The Handmaid’s Tale was created and developed by Bruce Miller, who has tremendous experience with science-fiction television; his previous works include the quirky, light-hearted Eureka on Syfy, and the darker The 100 on the CW. The Handmaid’s Tale, however, is a stark departure from these lighter toned, “easy-going” stories; Handmaid is his most boldest and audacious series yet. Moss serves as producer, and Atwood serves as a consulting producer, assisting the crew on modernizing the original source material to make it suitable for a contemporary television audience. She also co-wrote every episode of the first season.
Moss costars with Alexis Bledel (best known for Gilmore Girls), whose role as the lesbian Handmaid, Emily (Ofglen), added to the oppressive society’s horror. Joseph Fiennes (Shakespeare in Love), Ann Dowd (The Leftovers), and Samira Wiley (Orange is the New Black) also star in the first season. For their performances, Moss and Dowd were awarded Best Actress and Best Supporting Actress, respectively, at the Emmys, in addition to a Critics Choice and Golden Globe for Moss. Not bad!
The first season won the Emmy for Best Drama Series, becoming the first streaming series to do so, as well as the Critics Choice, Golden Globe, and Writers Guild. Serving as producer and star, this escalates Moss’s talent and inevitable rise as a powerhouse in television; Mad Men had won Best Drama four years in a row, and I would like to think the reason was because Moss was so darn good as Peggy. If you haven’t yet, start streaming Mad Men (available on Netflix) as well as The Handmaid’s Tale (on Hulu) as soon as you can.
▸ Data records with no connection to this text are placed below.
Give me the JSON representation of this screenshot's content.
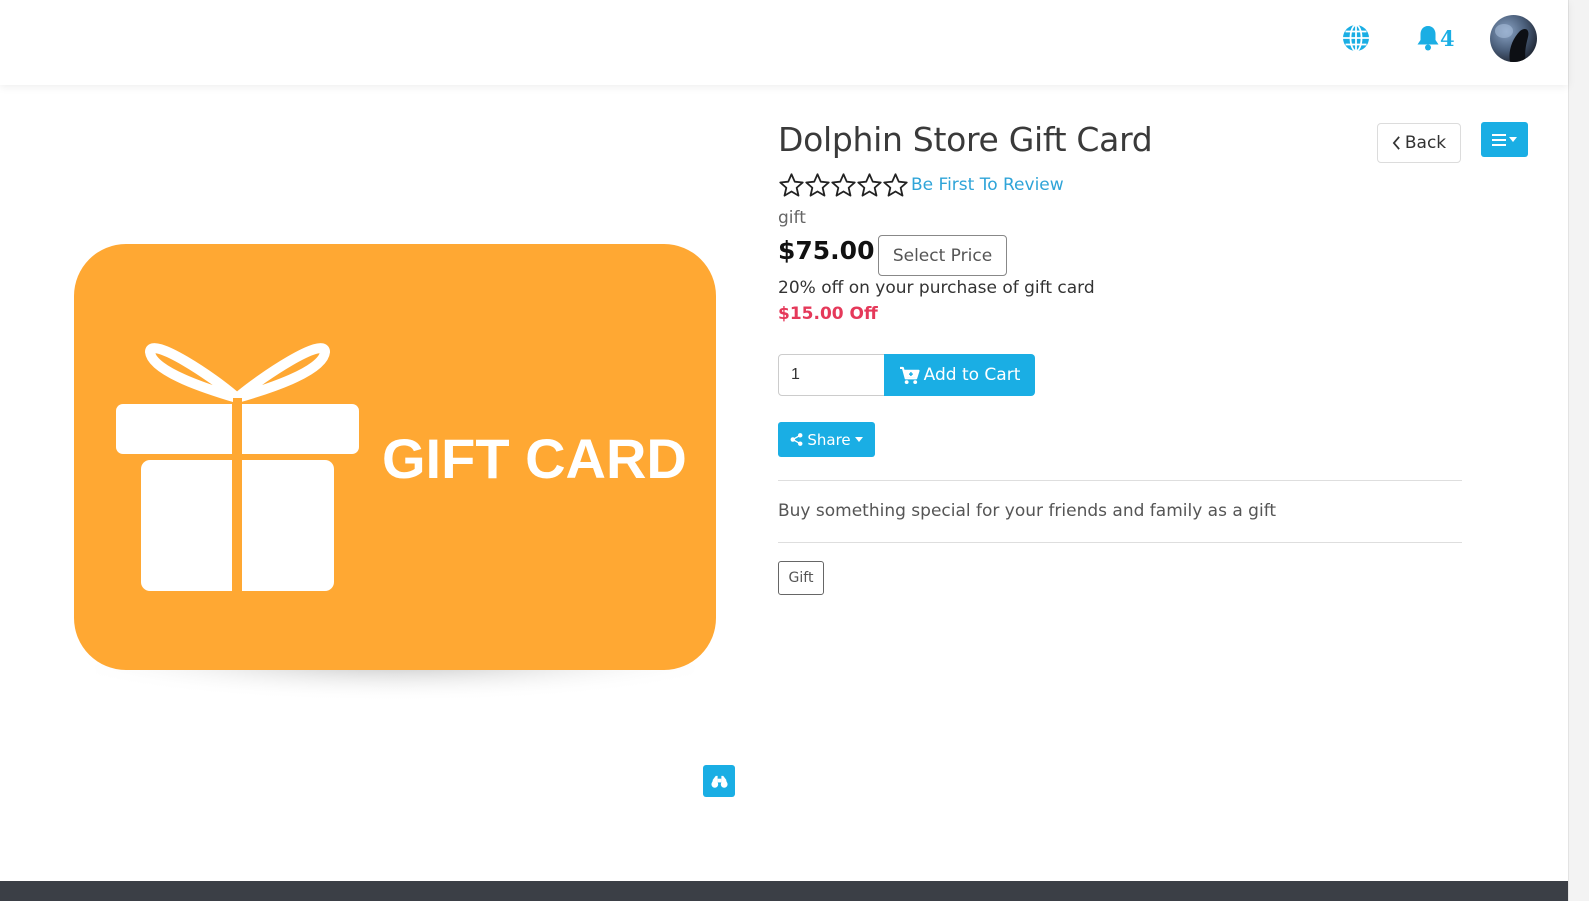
{
  "header": {
    "notification_count": "4"
  },
  "product": {
    "title": "Dolphin Store Gift Card",
    "rating_stars": 0,
    "rating_max": 5,
    "review_link": "Be First To Review",
    "category": "gift",
    "price": "$75.00",
    "select_price_label": "Select Price",
    "promo_text": "20% off on your purchase of gift card",
    "discount_text": "$15.00 Off",
    "image_text": "GIFT CARD",
    "description": "Buy something special for your friends and family as a gift",
    "tag": "Gift"
  },
  "actions": {
    "back_label": "Back",
    "quantity_value": "1",
    "add_to_cart_label": "Add to Cart",
    "share_label": "Share"
  },
  "colors": {
    "accent": "#1aaee4",
    "card_orange": "#ffa833",
    "discount_red": "#e5395a",
    "link_blue": "#2fa4d8"
  },
  "icons": [
    "globe-icon",
    "bell-icon",
    "avatar",
    "chevron-left-icon",
    "hamburger-icon",
    "caret-down-icon",
    "star-outline-icon",
    "cart-plus-icon",
    "share-icon",
    "binoculars-icon"
  ]
}
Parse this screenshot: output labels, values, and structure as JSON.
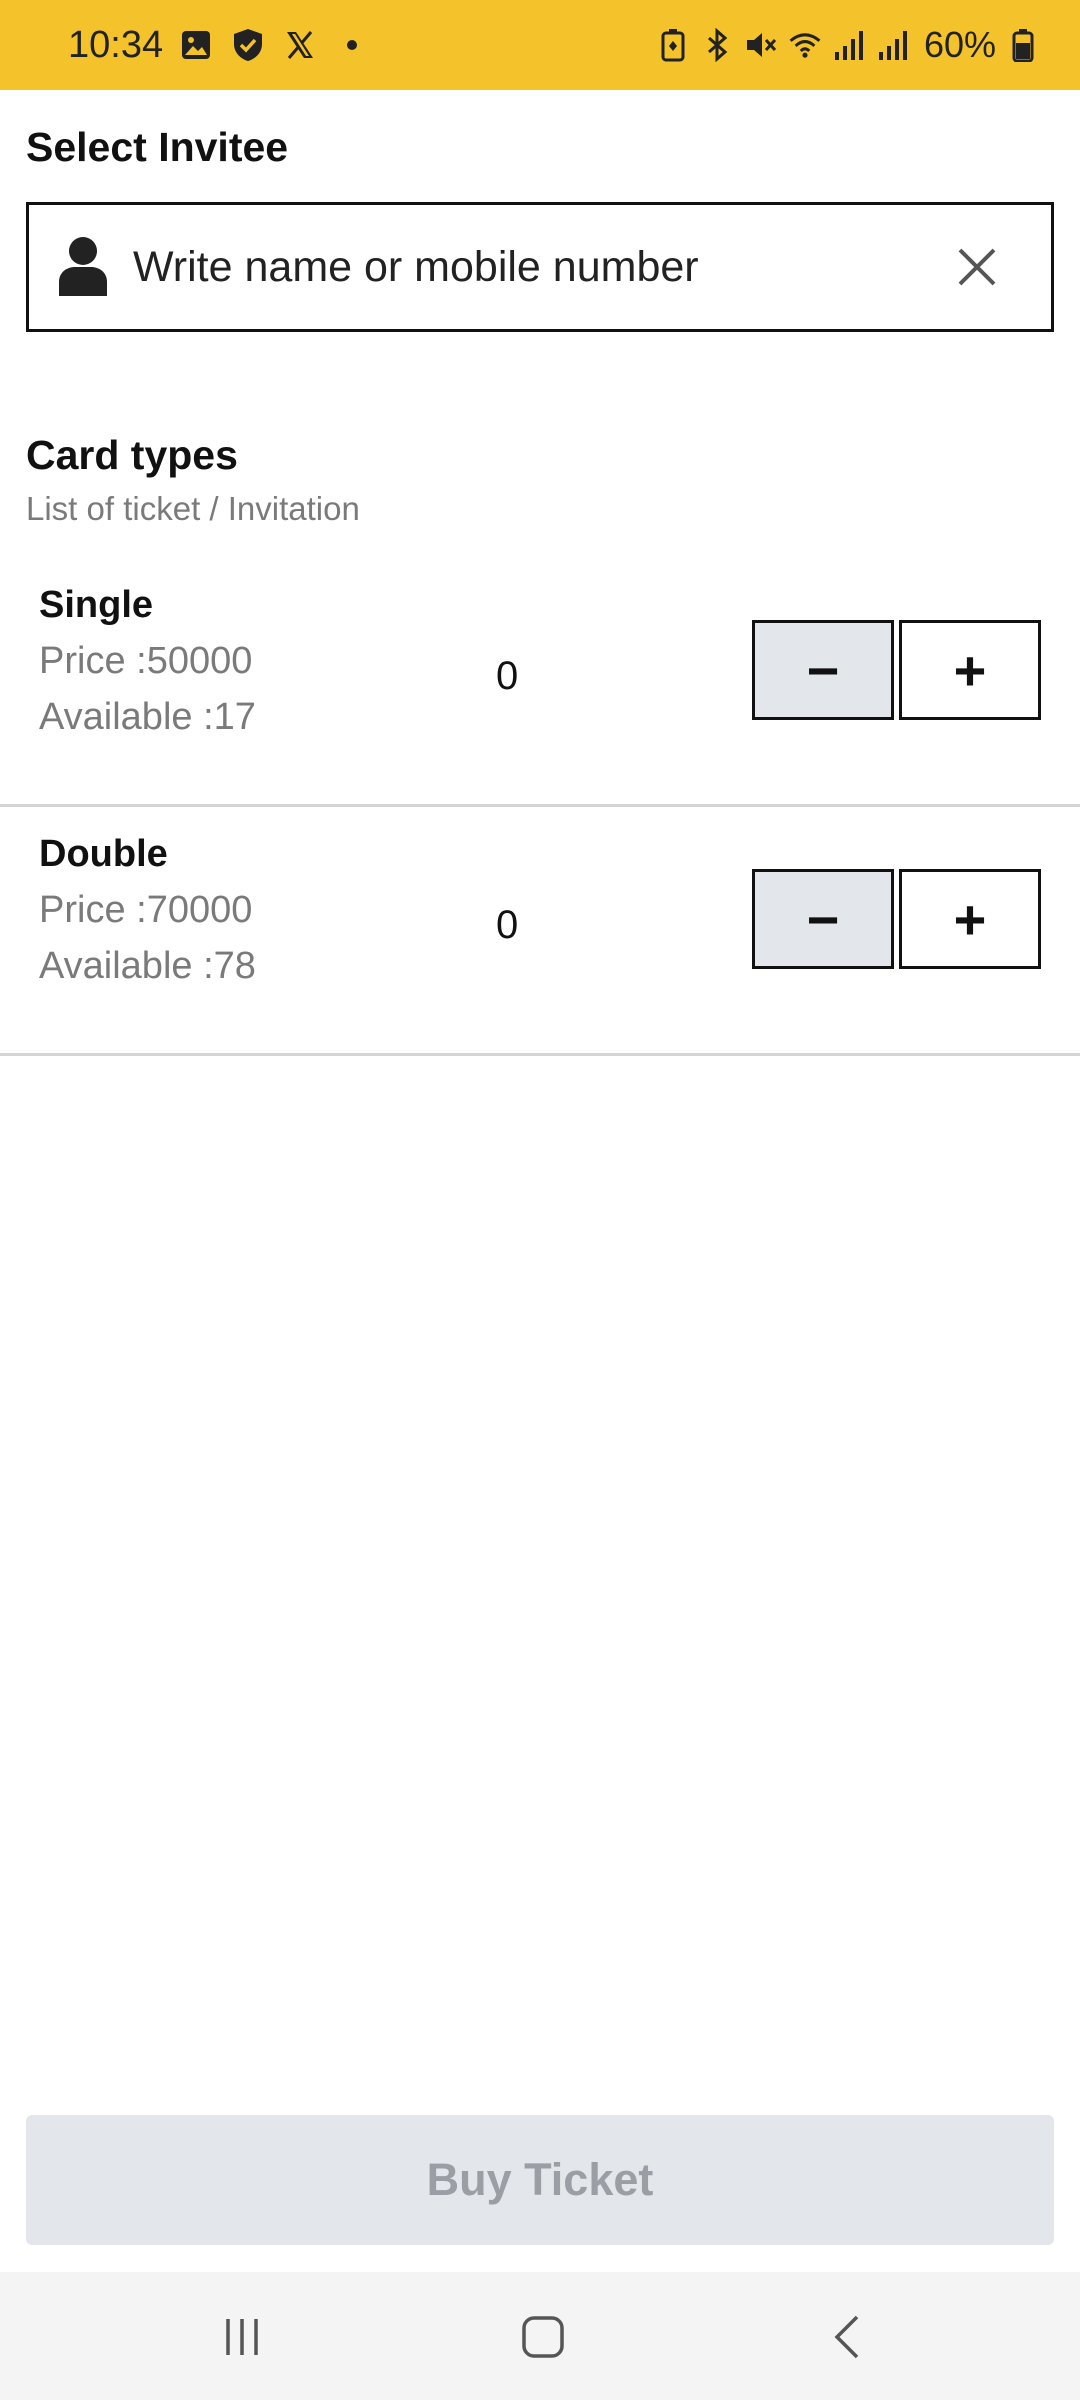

“The Handmaid’s Tale” season 2 begins streaming April 25th on Hulu.